◆ Supplied entries:
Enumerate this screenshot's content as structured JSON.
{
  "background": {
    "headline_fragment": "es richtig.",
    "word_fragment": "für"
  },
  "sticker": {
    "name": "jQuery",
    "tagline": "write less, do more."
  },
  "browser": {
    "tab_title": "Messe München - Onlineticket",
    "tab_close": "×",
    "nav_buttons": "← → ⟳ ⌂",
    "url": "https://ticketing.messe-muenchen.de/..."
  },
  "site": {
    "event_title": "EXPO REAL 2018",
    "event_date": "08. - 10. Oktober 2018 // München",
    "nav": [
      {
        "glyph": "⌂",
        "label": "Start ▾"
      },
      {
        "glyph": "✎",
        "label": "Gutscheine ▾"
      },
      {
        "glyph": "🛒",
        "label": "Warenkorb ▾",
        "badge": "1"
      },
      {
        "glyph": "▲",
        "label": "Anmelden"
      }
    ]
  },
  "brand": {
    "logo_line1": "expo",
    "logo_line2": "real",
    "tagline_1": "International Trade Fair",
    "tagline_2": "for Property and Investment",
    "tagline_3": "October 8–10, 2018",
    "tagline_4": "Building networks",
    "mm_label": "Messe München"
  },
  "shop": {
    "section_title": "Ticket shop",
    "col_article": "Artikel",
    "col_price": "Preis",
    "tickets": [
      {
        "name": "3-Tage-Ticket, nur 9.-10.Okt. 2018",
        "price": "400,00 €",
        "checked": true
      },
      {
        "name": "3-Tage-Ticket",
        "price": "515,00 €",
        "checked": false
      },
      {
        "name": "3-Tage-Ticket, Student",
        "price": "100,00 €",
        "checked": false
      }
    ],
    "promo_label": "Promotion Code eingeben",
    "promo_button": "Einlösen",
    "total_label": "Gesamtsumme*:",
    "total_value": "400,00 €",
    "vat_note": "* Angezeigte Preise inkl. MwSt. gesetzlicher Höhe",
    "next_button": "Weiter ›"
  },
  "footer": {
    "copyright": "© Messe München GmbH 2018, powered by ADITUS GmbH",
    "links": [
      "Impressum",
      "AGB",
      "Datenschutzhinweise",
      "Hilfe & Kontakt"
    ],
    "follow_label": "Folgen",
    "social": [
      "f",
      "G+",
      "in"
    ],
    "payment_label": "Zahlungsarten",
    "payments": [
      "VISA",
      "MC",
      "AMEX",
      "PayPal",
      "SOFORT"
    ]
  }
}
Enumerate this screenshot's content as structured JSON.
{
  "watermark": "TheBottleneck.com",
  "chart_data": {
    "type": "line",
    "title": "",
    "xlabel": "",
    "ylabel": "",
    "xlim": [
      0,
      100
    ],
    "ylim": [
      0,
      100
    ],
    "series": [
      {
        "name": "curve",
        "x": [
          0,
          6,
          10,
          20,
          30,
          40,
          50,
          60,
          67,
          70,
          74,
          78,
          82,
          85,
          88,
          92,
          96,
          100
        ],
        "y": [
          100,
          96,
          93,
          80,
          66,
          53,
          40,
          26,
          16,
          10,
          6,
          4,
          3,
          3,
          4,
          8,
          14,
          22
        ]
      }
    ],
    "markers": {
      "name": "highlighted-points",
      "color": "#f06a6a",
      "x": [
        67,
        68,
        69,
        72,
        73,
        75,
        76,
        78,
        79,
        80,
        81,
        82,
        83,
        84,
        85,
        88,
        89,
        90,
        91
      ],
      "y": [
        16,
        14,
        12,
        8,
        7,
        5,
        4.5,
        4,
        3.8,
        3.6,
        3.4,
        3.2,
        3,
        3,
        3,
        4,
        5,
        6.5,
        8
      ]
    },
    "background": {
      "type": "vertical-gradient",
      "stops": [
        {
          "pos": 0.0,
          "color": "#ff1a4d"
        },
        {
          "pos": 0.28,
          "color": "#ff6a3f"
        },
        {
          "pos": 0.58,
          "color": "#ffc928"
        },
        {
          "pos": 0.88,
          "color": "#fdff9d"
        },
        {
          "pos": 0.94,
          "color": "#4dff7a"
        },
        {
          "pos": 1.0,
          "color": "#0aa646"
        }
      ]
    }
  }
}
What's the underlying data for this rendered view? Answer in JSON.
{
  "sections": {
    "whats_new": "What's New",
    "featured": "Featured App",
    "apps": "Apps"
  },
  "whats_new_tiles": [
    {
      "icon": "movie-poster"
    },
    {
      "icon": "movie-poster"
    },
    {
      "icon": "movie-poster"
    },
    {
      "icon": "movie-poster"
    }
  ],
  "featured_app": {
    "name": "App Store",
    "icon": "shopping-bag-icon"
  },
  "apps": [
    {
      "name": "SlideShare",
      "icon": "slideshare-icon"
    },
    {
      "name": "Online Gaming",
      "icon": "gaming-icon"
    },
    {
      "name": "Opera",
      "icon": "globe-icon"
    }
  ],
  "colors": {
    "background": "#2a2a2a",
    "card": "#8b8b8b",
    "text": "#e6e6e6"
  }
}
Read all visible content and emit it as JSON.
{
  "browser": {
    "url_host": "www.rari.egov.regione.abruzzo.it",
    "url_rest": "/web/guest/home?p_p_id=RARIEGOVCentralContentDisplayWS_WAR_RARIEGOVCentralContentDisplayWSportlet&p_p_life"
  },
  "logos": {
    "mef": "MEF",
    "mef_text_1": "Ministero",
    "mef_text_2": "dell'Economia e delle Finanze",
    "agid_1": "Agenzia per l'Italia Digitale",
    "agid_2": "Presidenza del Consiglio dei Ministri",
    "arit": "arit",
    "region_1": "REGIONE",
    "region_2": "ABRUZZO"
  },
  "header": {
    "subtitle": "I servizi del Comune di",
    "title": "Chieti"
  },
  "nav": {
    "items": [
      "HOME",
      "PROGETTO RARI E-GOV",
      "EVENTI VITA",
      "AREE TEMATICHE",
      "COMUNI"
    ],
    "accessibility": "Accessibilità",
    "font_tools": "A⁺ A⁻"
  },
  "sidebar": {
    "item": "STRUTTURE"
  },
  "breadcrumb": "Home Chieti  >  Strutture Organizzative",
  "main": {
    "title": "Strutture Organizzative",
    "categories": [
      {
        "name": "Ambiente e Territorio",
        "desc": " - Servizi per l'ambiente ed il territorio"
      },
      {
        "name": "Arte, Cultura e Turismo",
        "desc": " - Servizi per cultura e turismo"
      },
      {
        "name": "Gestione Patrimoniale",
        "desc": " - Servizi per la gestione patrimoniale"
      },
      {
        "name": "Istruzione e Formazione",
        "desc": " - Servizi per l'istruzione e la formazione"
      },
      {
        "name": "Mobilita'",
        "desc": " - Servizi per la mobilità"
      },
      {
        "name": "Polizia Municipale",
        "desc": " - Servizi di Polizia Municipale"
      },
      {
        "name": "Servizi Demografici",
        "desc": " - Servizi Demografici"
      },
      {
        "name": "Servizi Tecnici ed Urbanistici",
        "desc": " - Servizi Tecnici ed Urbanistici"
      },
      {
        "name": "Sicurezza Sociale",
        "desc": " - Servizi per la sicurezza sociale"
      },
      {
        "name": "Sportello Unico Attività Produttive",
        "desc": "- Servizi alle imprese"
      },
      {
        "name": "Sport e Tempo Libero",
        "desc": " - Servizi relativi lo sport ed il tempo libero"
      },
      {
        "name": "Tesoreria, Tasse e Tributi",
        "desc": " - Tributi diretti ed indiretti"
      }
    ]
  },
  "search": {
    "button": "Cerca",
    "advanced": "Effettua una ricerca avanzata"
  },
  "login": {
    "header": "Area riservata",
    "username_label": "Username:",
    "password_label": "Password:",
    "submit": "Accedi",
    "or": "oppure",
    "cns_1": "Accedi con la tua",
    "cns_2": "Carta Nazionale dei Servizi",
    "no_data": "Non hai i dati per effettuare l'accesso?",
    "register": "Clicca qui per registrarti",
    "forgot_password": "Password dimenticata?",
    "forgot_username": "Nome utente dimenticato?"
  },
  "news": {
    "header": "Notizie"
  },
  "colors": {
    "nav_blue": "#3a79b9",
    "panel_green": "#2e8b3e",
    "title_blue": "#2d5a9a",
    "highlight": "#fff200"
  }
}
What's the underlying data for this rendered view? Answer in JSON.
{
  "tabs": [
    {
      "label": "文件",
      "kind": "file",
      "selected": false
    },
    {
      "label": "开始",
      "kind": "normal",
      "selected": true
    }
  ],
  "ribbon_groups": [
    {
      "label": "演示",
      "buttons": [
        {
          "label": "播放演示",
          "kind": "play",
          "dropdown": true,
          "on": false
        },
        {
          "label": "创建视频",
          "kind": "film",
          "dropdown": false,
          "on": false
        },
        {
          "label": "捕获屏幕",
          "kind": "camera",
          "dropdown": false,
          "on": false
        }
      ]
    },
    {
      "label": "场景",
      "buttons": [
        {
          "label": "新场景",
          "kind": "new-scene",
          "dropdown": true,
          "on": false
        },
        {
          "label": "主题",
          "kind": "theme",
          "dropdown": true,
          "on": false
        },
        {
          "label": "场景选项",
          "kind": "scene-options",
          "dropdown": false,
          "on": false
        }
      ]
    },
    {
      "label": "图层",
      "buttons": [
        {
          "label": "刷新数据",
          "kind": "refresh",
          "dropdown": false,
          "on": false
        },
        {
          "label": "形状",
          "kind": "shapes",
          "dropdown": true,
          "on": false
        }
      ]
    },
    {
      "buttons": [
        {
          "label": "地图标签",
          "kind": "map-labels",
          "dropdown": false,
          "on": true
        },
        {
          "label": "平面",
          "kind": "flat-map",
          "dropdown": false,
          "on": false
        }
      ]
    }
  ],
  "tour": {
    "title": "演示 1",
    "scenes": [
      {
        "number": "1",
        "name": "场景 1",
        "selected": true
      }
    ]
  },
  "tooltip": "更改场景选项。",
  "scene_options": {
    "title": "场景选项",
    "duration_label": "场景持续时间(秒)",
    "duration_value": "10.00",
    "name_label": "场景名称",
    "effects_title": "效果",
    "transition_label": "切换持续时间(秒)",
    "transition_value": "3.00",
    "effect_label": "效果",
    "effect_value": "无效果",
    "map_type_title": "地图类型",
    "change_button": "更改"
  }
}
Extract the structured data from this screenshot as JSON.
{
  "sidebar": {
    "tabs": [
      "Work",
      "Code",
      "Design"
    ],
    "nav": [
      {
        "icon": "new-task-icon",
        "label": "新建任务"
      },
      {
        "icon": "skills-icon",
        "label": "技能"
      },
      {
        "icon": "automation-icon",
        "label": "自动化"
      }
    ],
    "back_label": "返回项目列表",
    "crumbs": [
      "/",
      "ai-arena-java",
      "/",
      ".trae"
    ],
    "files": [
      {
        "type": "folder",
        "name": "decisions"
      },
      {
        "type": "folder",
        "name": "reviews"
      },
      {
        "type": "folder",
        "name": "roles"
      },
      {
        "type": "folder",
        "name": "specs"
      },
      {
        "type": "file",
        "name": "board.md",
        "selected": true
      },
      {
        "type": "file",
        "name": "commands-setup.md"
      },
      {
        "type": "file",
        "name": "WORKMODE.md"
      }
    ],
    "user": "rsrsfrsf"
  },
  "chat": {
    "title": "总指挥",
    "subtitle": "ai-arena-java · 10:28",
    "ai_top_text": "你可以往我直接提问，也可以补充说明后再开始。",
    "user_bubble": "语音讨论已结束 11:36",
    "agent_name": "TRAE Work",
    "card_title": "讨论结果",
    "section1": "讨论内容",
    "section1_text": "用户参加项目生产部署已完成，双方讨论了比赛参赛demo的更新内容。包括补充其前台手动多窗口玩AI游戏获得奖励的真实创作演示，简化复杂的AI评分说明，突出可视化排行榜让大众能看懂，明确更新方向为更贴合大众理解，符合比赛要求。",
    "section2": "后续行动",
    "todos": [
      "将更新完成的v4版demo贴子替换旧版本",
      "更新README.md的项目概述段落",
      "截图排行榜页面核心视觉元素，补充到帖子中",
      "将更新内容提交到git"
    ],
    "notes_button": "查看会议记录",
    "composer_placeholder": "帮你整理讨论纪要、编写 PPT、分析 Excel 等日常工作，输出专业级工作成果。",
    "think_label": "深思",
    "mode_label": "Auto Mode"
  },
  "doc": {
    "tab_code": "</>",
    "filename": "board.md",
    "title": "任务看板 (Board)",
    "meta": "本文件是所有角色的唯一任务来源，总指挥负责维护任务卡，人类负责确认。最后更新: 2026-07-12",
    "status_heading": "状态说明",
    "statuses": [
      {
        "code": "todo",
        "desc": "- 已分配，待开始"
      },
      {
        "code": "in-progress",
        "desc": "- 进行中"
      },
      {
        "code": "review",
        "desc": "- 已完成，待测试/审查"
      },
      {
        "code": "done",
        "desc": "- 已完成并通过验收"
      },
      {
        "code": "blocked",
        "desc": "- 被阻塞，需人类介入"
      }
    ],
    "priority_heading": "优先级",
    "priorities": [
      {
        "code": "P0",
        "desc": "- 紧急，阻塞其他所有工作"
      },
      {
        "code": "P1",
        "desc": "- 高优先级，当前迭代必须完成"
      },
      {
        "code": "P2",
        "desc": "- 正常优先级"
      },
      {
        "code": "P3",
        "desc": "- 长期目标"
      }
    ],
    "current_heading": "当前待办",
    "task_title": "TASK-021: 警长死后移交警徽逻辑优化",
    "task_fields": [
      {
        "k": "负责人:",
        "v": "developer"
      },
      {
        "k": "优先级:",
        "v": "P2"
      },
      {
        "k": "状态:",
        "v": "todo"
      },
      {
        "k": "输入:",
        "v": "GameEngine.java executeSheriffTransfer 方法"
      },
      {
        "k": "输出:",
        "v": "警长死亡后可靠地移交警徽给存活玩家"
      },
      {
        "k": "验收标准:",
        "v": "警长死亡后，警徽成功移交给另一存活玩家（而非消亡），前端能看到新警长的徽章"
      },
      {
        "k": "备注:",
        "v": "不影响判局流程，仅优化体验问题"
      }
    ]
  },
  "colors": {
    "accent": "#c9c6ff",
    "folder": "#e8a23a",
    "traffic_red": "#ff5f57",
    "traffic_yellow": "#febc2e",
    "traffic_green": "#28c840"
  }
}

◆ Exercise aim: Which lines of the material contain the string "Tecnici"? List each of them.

◆ Task output:
        "name": "Servizi Tecnici ed Urbanistici",
        "desc": " - Servizi Tecnici ed Urbanistici"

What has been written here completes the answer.